Having said that, here are some of my flaws and weaknesses: 

  • I sometimes process issues with third parties and share too much information. This is gossip when I do. 
  • I can be moody at home. This comes out of my selfishness and desire to have things my way. 
  • I like approval (more on this next week). 
  • I often look for relief in “stuff,” even though I profess happiness cannot be found in “stuff.” 
  • I allow my eyes to critique others and linger too long on what I find attractive. 
  • I occasionally compare my work situation with my sisters, who I co-lead the business with, sometimes leading to a feeling of discontentment. 
  • My opinions often come off as if I can fix everything from the state of the country to the Chicago Bears.

And the above is only the tip of the iceberg. 

Let me tell you something about sharing those flaws with you. It feels good; there is freedom in just being real. It is freeing because you no longer have to put up the front of your false self. It also humanizes you to others as they are not perfect either. We all are works of improvement. 

Want to be someone worth following? Open up about your flaws and weaknesses. You are a human being, after all. No one outside of yourself expects you to be perfect (and more on “beating yourself up” in a few weeks). 

Opening up about your flaws and weaknesses will allow you to live more authentically. You will no longer have to hide. It will also help you become more graceful towards the flaws and weaknesses of others because you will realize they’re human too. 

On that thread, why not be open about your flaws and weaknesses in your home life as well? After all, who knows you better than your spouse and your kids? Or, if you are not married with kids, who knows you better than your closest friends and family? Opening up to these people opens the door to the deepest of human relationships. 

For example, acknowledging that I am a work-in-progress to Sarah is something she sees with her own eyes every day! Yet, I can safely say that Sarah is a work in progress too — and no, saying that doesn’t mean I’ll be sleeping on the couch tonight, because she knows it too. No one knows my flaws more than she does and vice versa. To be known, and loved, is amazing. There is no better human relationship than one that captures this authenticity. 

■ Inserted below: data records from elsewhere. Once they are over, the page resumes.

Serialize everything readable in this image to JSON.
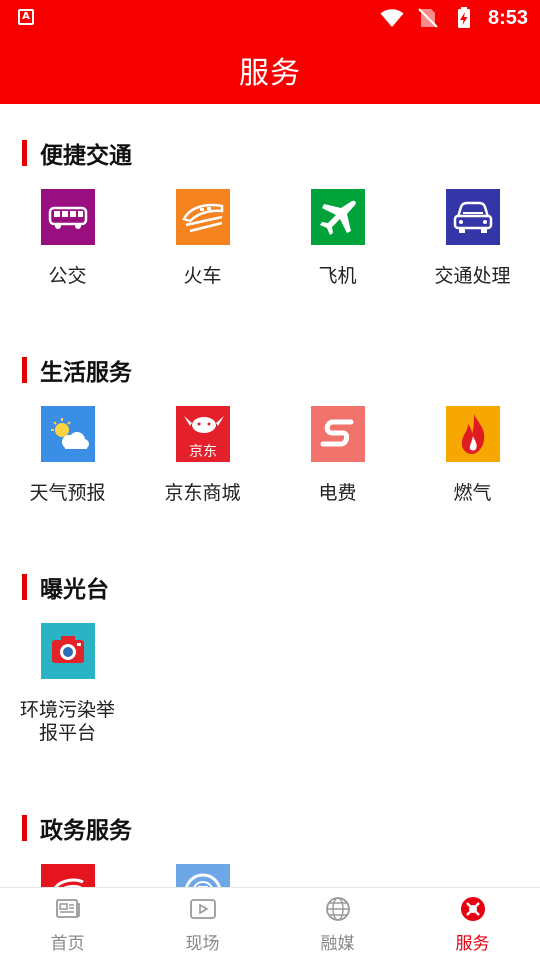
{
  "statusbar": {
    "time": "8:53",
    "app_icon_letter": "A"
  },
  "page_title": "服务",
  "sections": [
    {
      "title": "便捷交通",
      "items": [
        {
          "label": "公交",
          "icon": "bus-icon",
          "color": "#990f7f"
        },
        {
          "label": "火车",
          "icon": "train-icon",
          "color": "#f5831f"
        },
        {
          "label": "飞机",
          "icon": "airplane-icon",
          "color": "#00a23a"
        },
        {
          "label": "交通处理",
          "icon": "car-icon",
          "color": "#3436a8"
        }
      ]
    },
    {
      "title": "生活服务",
      "items": [
        {
          "label": "天气预报",
          "icon": "weather-icon",
          "color": "#3a8ee6"
        },
        {
          "label": "京东商城",
          "icon": "jd-icon",
          "color": "#e4212b",
          "icon_text": "京东"
        },
        {
          "label": "电费",
          "icon": "electricity-icon",
          "color": "#f2726c"
        },
        {
          "label": "燃气",
          "icon": "flame-icon",
          "color": "#f7a800"
        }
      ]
    },
    {
      "title": "曝光台",
      "items": [
        {
          "label": "环境污染举报平台",
          "icon": "camera-icon",
          "color": "#2ab3c4"
        }
      ]
    },
    {
      "title": "政务服务",
      "items": [
        {
          "label": "",
          "icon": "gov-red-icon",
          "color": "#e4151f"
        },
        {
          "label": "",
          "icon": "gov-blue-icon",
          "color": "#6ea7e8"
        }
      ]
    }
  ],
  "bottom_nav": [
    {
      "label": "首页",
      "icon": "newspaper-icon",
      "active": false
    },
    {
      "label": "现场",
      "icon": "video-icon",
      "active": false
    },
    {
      "label": "融媒",
      "icon": "globe-icon",
      "active": false
    },
    {
      "label": "服务",
      "icon": "service-icon",
      "active": true
    }
  ],
  "colors": {
    "primary": "#f70000",
    "accent": "#e60012",
    "inactive": "#888888"
  }
}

Yet, only God can fully and truly know all of our thoughts, desires, motives, and faults. So to be fully known, and only God fully knows, and loved, is amazing grace. 

This week I invite you to consider your own flaws and weaknesses. You do not have to post them anywhere, but I challenge you to start sharing them with someone (a spouse, a friend, a coworker) this week. It is your first step to leaving your false self behind.